Step 1: Warm up sample roaster for at least 30 minutes between 5-10% of total gas pressure. This is done to ensure heat stability and full thermal capacity of the metal drum and all other proximity parts.
Step 2: Perform a “warm up” roast on each drum being used. These roasts should charge around 390 degrees Fahrenheit. A “warm up” roast helps make sure that your coffee will roast in the time frame I will speak to below. It also will build additional thermal energy in the drum, helping your roasts become more consistent. It’s very common for the first roast on a machine to slow down too much around the first crack due to the lack of thermal energy. This can cause a coffee to “bake”, tasting like bread, or paper with very little sweetness. There are a lot of other roast defects you can cause by adding too much heat, or not enough heat, here are some more if you are curious.
Step 3: When your “warm up” roasts have been completed, let the drums heat back up between 5-10% of total gas pressure. Charge your first roast when your temperature readout is hovering around 370-390 degrees Fahrenheit while keeping your gas between 5-10%.
Step 4: To create a uniform delta or turnaround, Caravela applies between 50-75% gas pressure at 1:40. It will take some trial and error to find out what is the correct amount of gas pressure you should be applying at this point. As an example, if the coffee starts yellowing before 4 minutes, you’ve applied too much gas. If the coffee hasn’t yellowed by 5 minutes, then you have not applied enough gas. Once you figure this out for each drum, it is important that you stay consistent. You might notice that as you get to sample roast number 10 for the day, you are starting to hit yellowing closer and closer to 4 minutes. If you see this, you will want to slowly start dialing back the gas percentage being introduced at 1:40.
Step 5: Around 6:00-6:20 the roast operator should notice more smoke and chaff beginning to fall away from the coffee. Without making any adjustments, your roast should reach first crack around 6:20-6:30. At this point, it is best to trier, and smell the roast in an attempt to identify the aroma of vinegar or a tingling sensation in the sinus cavity. The audible first crack is usually around the same point, however not all coffees make that loud “popping” noise.
Step 6: The roast operator should continue to use the trier to smell the roast as it goes through first crack.
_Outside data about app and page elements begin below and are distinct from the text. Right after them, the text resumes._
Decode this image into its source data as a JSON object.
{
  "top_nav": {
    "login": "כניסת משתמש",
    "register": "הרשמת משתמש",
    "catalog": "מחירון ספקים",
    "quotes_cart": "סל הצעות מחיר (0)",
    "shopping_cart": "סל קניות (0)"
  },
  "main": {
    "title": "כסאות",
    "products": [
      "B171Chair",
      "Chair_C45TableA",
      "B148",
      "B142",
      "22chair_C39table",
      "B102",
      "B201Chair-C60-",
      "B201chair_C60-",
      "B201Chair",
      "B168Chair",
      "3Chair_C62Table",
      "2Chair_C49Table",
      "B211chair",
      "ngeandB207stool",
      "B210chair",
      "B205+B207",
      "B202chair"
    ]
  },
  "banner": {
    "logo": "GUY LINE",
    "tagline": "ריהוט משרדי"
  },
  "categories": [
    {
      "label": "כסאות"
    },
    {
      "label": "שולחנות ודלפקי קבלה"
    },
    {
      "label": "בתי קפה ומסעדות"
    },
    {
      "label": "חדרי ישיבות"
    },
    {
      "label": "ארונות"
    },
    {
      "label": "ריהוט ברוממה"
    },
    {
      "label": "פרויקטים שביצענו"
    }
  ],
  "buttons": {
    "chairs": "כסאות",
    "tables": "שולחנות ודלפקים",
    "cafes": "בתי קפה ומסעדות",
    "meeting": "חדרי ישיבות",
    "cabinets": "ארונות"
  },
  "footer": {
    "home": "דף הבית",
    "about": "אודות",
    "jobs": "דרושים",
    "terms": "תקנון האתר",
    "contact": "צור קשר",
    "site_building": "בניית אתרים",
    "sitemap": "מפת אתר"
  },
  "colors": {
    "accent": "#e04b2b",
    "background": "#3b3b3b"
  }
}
When the aroma of vinegar or that tingle sensation is muted to the point of being less over-powering but still present, your coffee is ready to be dropped. This should be around 8:00, adhering to the 80% / 20% (Roast time / Development time) roast philosophy.
This is a basic, but easy to follow and consistent profile. When making adjustments to this profile to suit your company’s needs or adhere to it better, it’s important to only change one variable at a time. Like their operators, roasters are fickle machines. If you change too much at once, your rhythm and consistency will be off, and it will be very hard to figure out what you’ve done. Some additional things to consider for this profile include;
1. Find an Agtron reading between 55-62 degrees that fits your company’s taste. Once you’ve agreed on a specific Agtron reading for your sample roasts, you can also use this as a tool to determine when your coffee is done roasting.
2. If you are running fast on all of your times try charging at a lower temperature or making a smaller gas adjustment for your artificial turn around.
3. If all of your times through first crack are working but you are stalling at first crack, you can try adding airflow around 6:00 to introduce more thermal energy into the drum. If your machine does not have airflow controls, you can experiment with the addition of a small percentage of gas.
Ultimately, whether it’s green offering, physical/sensory evaluation, sample roasting, or any other protocol; consistency is the virtue to live by. With so many variables that are uncontrollable in our industry, my philosophy has always been to control the variables you can to the utmost degree. I hope this glance into Caravela’s sample roasting workflow helps your business become more consistent in sample roasting for your purchasing decisions.